The third important factor in ensuring retention is continuous and active ‘learning’. Ongoing changes at the workplace call for continuous learning and adaptation. It is true for people, companies, and even countries. Without it, we may lose touch with reality and won’t be able to cope with new developments, put them in the right perspective, and flourish despite challenges.
The challenge of the pandemic has worked well in one aspect – a renewed vigour for learning and expanding our skills. We saw many employees demonstrate a keen interest in using the pandemic stay-in-place orders as an opportunity for personal development and growth. As ability gaps around industries are widening, upskilling and reskilling efforts are crucial. And what better time to upskill than now?
At Innoterra, we have always been committed to providing a secure, open, and dynamic work environment to our people. Despite the slight downturn in business volumes, our team members were rewarded with commensurate performance incentives and bonus payouts for their sheer efforts and contribution in the previous year. By minimizing downsizing in roles and salaries while also investing in employee skill-building, Innoterra has delivered on the promise of standing by our people through thick and thin – our teams have shown their appreciation by standing by the company and showing agility in adapting and learning for new roles, working with expanded profiles, and delivering good business results despite pandemic challenges.
Our focus this year has been talent development and upskilling – the teams have responded fantastically to all our learning and development initiatives. For example, our workforce in Sales & Operations across various lines of business is undergoing a robust Behavioral and Functional Training Curriculum to reskill, develop and thereby enhance performance and business results.
Thus, we are readying our talent to step into larger roles, as the organization charts its growth path and creates a succession pipeline. We offer a career ladder and lattice, not based on tenure, but based on talent. We have done an extensive study on unique roles the organization can offer at the start of the year, along with an extensive job evaluation process so that we get the talent ready for the roles and not the other way around.

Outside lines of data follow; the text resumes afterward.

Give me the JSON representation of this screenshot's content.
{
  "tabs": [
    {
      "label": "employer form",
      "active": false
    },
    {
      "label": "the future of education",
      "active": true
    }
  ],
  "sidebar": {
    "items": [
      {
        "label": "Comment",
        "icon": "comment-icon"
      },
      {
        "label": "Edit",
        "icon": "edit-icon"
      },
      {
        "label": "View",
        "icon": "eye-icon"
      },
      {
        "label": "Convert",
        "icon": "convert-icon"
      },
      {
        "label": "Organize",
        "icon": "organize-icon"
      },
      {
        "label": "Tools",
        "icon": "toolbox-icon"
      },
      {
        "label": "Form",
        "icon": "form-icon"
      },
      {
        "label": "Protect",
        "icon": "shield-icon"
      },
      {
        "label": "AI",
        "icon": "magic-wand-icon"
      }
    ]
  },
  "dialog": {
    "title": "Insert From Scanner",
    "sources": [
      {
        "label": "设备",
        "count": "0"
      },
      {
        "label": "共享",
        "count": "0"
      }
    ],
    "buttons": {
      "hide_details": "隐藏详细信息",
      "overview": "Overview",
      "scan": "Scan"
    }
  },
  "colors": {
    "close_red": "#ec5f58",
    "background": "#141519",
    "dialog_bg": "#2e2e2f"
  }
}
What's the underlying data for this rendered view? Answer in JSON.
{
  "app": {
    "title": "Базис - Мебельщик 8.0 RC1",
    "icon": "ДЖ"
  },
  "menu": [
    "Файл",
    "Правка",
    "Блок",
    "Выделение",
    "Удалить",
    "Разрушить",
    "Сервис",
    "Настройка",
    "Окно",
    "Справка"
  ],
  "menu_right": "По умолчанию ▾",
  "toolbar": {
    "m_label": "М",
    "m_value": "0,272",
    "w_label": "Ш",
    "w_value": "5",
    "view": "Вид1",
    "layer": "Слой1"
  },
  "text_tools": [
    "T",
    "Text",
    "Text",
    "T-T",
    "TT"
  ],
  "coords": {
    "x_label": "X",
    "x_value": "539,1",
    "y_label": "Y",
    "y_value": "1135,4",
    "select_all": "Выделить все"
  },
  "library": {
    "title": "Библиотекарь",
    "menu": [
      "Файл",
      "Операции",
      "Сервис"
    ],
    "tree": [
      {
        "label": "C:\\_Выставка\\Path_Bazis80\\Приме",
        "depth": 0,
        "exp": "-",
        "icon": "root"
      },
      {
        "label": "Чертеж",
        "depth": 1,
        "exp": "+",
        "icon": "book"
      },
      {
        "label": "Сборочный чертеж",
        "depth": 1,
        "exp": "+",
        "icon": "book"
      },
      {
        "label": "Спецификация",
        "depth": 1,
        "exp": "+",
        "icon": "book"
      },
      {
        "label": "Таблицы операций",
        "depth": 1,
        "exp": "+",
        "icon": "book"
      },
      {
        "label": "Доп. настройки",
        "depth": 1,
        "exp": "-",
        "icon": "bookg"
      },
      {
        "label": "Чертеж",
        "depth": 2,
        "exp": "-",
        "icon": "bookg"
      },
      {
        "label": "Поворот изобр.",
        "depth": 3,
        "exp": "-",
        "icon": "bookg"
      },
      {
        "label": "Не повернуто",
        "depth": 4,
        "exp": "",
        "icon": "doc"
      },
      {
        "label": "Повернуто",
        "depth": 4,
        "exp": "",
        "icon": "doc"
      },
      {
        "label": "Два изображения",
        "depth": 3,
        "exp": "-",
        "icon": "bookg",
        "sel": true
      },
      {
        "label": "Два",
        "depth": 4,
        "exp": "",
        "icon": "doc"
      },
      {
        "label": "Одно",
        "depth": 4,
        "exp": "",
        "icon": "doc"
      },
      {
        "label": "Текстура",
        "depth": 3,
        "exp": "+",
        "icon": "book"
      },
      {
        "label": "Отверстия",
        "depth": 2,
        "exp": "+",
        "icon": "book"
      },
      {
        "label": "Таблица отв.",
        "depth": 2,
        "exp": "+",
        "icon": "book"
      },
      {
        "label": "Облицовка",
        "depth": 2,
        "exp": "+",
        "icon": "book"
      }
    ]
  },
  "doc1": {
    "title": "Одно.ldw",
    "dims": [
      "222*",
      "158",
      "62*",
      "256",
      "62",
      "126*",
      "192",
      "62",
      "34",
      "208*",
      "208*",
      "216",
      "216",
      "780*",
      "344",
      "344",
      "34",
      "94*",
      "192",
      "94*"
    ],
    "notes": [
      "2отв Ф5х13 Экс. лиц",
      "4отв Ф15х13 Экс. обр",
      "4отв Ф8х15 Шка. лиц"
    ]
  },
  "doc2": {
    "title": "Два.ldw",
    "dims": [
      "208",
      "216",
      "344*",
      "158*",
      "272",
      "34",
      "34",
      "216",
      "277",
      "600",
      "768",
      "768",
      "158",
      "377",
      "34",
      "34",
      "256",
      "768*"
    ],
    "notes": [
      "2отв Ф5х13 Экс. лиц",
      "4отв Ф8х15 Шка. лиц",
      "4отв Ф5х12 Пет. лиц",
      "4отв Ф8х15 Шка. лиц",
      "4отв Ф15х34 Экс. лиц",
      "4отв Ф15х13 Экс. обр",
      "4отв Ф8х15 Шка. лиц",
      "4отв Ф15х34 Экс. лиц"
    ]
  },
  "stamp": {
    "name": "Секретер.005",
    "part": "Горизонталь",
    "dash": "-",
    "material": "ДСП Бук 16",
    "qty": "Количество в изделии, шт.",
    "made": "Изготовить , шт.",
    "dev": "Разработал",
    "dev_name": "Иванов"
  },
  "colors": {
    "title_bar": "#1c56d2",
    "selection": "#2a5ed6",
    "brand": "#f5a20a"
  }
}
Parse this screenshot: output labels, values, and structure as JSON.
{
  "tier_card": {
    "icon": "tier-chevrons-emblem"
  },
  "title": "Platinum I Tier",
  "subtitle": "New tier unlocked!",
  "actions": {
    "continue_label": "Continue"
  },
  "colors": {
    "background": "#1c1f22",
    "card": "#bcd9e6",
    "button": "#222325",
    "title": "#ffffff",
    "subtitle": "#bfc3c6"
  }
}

We have also created job rotation/enrichment opportunities within the organization to ensure a level playing field of opportunities. All these measures have definitely helped in keeping attrition down to the minimum across our businesses.
To sum up, organizations like Innoterra, which slowly, but steadily create a niche within their own environment of trust, warmth, growth, low attrition, and high engagement at all levels, can withstand the turbulence and volatility in the outside world and remain on a stable path of business success.